__YOUR GOAL__: What is needed is an exact copy of the records below, without the pictures.

[DATA TO PROCESS — start]

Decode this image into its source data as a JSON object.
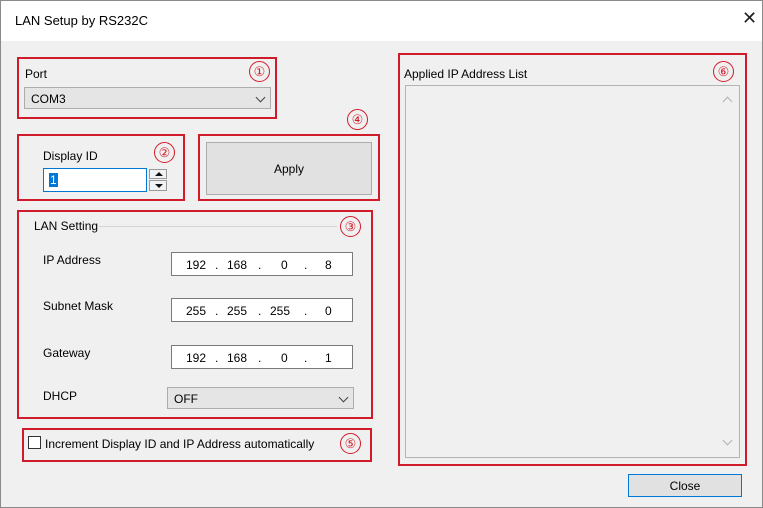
{
  "window": {
    "title": "LAN Setup by RS232C",
    "close_glyph": "✕"
  },
  "callouts": {
    "one": "①",
    "two": "②",
    "three": "③",
    "four": "④",
    "five": "⑤",
    "six": "⑥"
  },
  "port": {
    "label": "Port",
    "selected": "COM3"
  },
  "display_id": {
    "label": "Display ID",
    "value": "1"
  },
  "apply_button": {
    "label": "Apply"
  },
  "lan_setting": {
    "group_label": "LAN Setting",
    "ip_address": {
      "label": "IP Address",
      "octets": [
        "192",
        "168",
        "0",
        "8"
      ]
    },
    "subnet_mask": {
      "label": "Subnet Mask",
      "octets": [
        "255",
        "255",
        "255",
        "0"
      ]
    },
    "gateway": {
      "label": "Gateway",
      "octets": [
        "192",
        "168",
        "0",
        "1"
      ]
    },
    "dhcp": {
      "label": "DHCP",
      "selected": "OFF"
    }
  },
  "auto_increment": {
    "label": "Increment Display ID and IP Address automatically",
    "checked": false
  },
  "applied_list": {
    "label": "Applied IP Address List",
    "items": []
  },
  "close_button": {
    "label": "Close"
  }
}
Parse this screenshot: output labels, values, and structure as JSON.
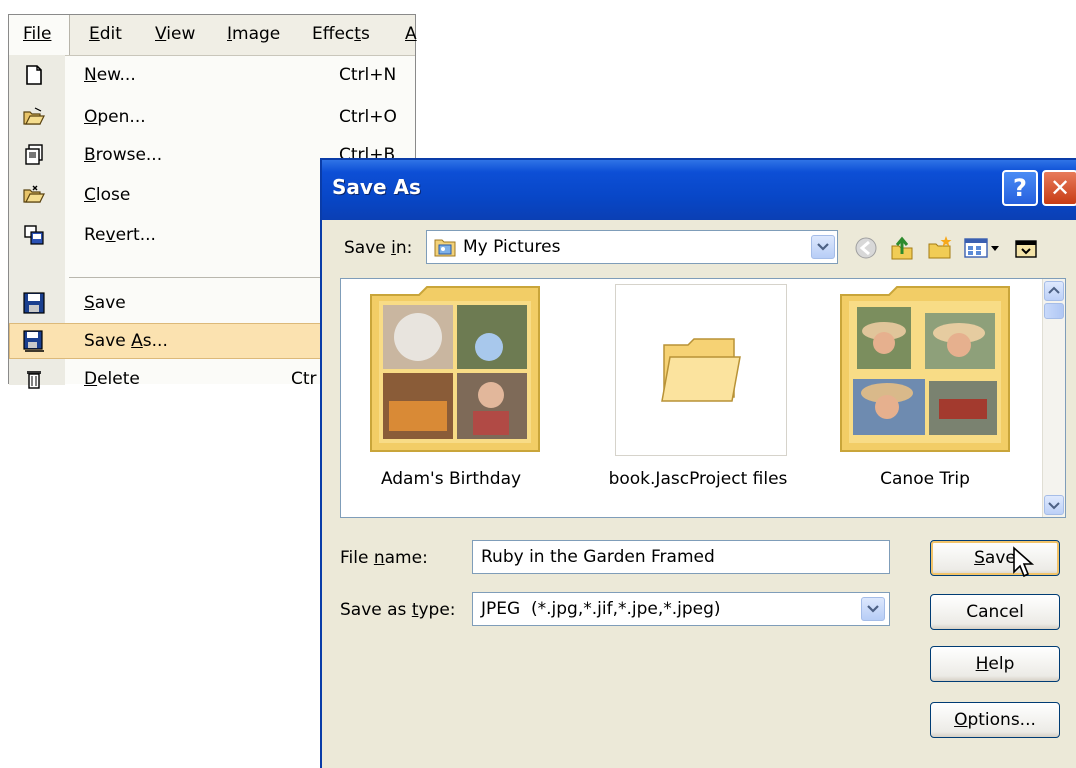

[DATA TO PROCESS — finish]

__ANSWER__:
Decode this image into its source data as a JSON object.
{
  "window": {
    "title": "LAN Setup by RS232C",
    "close_glyph": "✕"
  },
  "callouts": {
    "one": "①",
    "two": "②",
    "three": "③",
    "four": "④",
    "five": "⑤",
    "six": "⑥"
  },
  "port": {
    "label": "Port",
    "selected": "COM3"
  },
  "display_id": {
    "label": "Display ID",
    "value": "1"
  },
  "apply_button": {
    "label": "Apply"
  },
  "lan_setting": {
    "group_label": "LAN Setting",
    "ip_address": {
      "label": "IP Address",
      "octets": [
        "192",
        "168",
        "0",
        "8"
      ]
    },
    "subnet_mask": {
      "label": "Subnet Mask",
      "octets": [
        "255",
        "255",
        "255",
        "0"
      ]
    },
    "gateway": {
      "label": "Gateway",
      "octets": [
        "192",
        "168",
        "0",
        "1"
      ]
    },
    "dhcp": {
      "label": "DHCP",
      "selected": "OFF"
    }
  },
  "auto_increment": {
    "label": "Increment Display ID and IP Address automatically",
    "checked": false
  },
  "applied_list": {
    "label": "Applied IP Address List",
    "items": []
  },
  "close_button": {
    "label": "Close"
  }
}
Parse this screenshot: output labels, values, and structure as JSON.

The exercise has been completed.